Words by John Wilcockson/Image by Yuzuru Sunada
What’s more, on reaching the city streets after 158 kilometers of racing, the riders turn left to tackle the near-5-kilometer climb not just once, but twice. It averages more than a 9-percent grade, with a steepest pitch at 14 percent. No wonder the names of the past four winners are Alberto Contador, Diego Ulissi, Giampaolo Caruso and Diego Rosa—all very strong climbers.
This current version of Milan–Turin is very different from the first edition in 1876 (that’s 140 years ago!), when eight riders on velocipedes (also called “boneshakers”) started in Milan and only four completed the 150-kilometer journey in some 11 hours. The winner was a zoologist and explorer, Liceo Parini, who was cheered home by a crowd of 10,000. This happened seven years after Englishman James Moore won the world’s first point-to-point velocipede race, the 123-kilometer Paris–Rouen, in just under 11 hours.

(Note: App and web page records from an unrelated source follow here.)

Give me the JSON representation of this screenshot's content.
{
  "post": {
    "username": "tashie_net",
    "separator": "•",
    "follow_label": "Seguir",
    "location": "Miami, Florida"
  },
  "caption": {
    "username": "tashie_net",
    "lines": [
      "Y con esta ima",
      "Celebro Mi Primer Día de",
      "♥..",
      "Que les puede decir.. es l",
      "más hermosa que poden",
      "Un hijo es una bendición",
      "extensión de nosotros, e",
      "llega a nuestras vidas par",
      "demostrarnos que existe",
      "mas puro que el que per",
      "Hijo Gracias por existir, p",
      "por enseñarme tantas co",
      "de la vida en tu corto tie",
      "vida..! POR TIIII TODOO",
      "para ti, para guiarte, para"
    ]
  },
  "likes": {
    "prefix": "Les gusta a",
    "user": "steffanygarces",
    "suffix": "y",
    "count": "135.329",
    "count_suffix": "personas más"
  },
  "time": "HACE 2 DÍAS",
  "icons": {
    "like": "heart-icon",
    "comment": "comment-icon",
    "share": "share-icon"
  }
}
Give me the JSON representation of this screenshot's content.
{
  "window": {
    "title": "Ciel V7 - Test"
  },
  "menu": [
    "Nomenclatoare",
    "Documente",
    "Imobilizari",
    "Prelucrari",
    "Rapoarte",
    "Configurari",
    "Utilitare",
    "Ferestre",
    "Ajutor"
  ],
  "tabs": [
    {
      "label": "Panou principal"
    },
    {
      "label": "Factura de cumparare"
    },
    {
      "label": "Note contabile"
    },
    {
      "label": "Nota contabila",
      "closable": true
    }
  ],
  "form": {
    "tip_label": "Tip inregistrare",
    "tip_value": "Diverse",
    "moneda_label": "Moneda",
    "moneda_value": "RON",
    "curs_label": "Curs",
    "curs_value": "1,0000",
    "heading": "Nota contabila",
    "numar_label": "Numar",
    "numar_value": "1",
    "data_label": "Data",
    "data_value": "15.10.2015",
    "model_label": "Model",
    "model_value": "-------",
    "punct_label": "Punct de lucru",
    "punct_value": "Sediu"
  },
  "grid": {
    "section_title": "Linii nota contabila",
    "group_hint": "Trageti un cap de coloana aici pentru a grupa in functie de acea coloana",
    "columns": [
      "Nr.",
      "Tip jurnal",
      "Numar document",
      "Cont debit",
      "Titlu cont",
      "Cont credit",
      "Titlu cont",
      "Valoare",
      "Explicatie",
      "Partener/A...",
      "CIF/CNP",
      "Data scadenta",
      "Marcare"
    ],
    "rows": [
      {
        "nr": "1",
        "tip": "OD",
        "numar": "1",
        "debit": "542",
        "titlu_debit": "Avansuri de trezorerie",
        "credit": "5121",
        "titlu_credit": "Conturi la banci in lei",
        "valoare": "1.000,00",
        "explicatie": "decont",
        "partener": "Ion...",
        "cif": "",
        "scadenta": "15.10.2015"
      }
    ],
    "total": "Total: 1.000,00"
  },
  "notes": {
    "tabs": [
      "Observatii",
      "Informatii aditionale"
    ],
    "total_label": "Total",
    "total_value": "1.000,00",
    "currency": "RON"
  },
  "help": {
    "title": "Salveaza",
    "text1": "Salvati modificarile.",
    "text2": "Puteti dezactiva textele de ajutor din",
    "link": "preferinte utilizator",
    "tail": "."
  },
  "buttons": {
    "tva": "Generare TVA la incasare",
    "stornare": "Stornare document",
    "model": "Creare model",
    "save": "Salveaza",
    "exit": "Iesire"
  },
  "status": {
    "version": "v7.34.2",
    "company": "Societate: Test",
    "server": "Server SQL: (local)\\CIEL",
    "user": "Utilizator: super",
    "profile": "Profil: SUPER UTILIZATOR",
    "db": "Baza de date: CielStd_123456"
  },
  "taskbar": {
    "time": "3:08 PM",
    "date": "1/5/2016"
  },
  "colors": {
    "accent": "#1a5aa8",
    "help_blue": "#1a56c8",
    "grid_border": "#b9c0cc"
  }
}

On Wednesday, the peloton is scheduled to complete the flat opening 150 kilometers in three and a half hours before the mountainous finale to the186-kilometer classic. Perhaps the top finishers will be similar to last year’s when Team Astana’s Rosa attacked halfway up the final climb and was exhilarated by his victory (this image) by 16 seconds from Tinkoff’s Rafal Majka, with his Astana teammate Fabio Aru in third at 18 seconds. Those three will likely be challenged this year by AG2R la Mondiale’s Romain Bardet and Team Sky’s Wout Poels. It’s become a very different race since men such as Giuseppe Saronni, Francesco Moser and Phil Anderson were winning Milan–Turin in the 1980s.